== What to produce ==
Copy out the lines of the material that include the string "placeholder".

== Extracted information ==
+++++

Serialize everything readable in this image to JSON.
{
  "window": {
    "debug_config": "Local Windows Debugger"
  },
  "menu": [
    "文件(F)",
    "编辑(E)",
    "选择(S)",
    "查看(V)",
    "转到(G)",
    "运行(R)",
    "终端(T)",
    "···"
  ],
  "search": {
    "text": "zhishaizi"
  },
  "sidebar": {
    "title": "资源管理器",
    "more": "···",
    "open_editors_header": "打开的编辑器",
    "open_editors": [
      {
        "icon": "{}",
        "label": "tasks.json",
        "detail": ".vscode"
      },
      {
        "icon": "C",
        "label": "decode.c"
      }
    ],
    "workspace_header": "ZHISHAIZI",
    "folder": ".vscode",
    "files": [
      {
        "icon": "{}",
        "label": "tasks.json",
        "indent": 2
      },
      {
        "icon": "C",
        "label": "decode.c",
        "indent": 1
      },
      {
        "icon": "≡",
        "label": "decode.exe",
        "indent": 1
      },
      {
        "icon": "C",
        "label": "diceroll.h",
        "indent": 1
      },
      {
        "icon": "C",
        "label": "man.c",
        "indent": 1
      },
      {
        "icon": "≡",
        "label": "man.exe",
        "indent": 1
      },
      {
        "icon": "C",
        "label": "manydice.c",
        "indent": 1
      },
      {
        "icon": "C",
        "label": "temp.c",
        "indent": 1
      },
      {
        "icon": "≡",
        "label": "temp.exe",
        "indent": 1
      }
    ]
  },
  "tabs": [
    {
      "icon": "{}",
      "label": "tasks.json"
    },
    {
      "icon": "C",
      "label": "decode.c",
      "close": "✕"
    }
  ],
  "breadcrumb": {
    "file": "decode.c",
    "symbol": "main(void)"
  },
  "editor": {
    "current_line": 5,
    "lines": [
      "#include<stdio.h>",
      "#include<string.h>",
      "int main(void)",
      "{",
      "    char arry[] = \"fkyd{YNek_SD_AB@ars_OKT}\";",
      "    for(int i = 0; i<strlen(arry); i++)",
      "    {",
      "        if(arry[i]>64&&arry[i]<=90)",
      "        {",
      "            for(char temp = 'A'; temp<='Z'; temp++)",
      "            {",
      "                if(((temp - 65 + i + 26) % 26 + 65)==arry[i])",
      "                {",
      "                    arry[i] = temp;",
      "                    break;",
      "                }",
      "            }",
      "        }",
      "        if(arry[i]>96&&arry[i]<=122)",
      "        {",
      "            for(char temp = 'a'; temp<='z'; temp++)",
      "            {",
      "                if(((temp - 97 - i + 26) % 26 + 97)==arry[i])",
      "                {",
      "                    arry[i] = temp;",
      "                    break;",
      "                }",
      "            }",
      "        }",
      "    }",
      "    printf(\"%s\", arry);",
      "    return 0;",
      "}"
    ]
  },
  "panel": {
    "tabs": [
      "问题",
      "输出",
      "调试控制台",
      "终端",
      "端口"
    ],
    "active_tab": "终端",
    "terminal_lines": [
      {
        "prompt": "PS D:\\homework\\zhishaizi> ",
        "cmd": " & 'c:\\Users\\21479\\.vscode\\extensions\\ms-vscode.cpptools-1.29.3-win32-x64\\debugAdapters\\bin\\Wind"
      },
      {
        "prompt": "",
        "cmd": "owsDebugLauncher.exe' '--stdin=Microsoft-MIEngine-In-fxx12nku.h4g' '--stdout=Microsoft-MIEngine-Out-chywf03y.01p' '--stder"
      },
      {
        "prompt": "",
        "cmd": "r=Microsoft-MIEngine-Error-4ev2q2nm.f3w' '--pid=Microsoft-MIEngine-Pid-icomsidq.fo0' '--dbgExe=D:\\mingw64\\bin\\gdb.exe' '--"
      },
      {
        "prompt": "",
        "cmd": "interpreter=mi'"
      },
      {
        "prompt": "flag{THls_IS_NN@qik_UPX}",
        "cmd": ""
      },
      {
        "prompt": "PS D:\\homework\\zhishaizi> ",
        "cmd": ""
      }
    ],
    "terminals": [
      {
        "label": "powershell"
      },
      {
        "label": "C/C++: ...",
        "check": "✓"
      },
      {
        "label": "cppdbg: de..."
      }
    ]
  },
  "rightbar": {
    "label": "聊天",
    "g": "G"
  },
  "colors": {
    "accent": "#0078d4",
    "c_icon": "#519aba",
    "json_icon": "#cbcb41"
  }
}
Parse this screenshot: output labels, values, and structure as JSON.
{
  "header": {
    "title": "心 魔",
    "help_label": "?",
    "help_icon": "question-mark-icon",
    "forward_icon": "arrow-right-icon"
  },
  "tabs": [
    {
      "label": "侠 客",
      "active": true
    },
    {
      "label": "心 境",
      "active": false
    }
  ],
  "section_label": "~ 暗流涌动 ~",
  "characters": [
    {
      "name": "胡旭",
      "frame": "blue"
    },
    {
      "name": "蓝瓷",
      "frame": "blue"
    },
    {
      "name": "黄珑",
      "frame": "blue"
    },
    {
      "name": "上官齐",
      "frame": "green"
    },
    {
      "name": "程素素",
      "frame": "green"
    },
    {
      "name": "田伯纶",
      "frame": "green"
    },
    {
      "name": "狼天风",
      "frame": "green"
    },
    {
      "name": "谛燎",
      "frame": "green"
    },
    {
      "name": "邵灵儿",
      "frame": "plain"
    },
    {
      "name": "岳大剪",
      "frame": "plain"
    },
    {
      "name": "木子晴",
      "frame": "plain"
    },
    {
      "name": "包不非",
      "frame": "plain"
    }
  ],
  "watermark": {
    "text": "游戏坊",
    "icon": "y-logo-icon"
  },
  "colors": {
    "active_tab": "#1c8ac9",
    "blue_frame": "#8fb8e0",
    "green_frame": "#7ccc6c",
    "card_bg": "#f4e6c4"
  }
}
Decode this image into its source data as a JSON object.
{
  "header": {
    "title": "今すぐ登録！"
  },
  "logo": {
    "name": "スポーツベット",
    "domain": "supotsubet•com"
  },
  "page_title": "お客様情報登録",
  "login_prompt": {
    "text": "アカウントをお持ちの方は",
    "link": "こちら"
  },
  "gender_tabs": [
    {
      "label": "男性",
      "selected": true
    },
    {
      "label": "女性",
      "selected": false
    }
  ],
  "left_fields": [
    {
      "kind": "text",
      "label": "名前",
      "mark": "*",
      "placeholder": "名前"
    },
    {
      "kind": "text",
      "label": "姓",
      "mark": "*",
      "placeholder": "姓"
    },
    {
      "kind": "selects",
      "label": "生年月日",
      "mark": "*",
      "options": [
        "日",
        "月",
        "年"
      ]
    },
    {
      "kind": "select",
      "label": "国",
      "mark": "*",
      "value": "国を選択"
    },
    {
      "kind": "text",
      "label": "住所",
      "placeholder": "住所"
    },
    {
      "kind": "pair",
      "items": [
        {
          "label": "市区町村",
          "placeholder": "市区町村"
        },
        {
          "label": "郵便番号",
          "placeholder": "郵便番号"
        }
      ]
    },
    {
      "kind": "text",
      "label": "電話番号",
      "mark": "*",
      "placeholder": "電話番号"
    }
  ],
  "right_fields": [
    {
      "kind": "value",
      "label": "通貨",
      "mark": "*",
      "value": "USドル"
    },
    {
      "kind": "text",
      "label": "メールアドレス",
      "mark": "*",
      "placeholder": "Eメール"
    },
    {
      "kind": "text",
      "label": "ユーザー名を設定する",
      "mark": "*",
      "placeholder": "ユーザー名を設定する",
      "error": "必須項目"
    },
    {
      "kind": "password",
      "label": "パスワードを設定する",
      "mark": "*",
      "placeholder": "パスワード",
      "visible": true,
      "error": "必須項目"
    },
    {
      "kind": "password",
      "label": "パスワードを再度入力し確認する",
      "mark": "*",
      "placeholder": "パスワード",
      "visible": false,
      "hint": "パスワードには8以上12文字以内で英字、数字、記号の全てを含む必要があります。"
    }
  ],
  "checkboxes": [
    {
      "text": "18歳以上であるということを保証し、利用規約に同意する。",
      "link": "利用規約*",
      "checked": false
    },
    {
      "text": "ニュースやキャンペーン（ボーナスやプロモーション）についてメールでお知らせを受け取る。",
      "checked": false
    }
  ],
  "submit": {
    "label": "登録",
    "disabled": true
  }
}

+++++

== Output ==
      "placeholder": "名前"
      "placeholder": "姓"
      "placeholder": "住所"
          "placeholder": "市区町村"
          "placeholder": "郵便番号"
      "placeholder": "電話番号"
      "placeholder": "Eメール"
      "placeholder": "ユーザー名を設定する",
      "placeholder": "パスワード",
      "placeholder": "パスワード",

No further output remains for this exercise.